## Problem statement:
Using the data below, count the lines where "icon" appears, and answer with the number alone.

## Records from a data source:

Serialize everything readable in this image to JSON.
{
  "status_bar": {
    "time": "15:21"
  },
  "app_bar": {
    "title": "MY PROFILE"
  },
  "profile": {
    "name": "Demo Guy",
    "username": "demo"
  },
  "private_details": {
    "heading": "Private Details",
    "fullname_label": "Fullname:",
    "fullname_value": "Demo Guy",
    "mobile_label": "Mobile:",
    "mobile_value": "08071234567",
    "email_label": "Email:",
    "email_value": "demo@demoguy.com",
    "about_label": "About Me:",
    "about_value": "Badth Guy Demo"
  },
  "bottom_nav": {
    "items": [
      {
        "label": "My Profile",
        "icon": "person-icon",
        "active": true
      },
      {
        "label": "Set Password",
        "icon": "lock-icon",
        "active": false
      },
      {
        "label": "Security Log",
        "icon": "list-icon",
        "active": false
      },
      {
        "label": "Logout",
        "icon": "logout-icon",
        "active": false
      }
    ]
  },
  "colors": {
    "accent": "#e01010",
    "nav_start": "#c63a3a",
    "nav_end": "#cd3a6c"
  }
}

## Result of this exercise:
4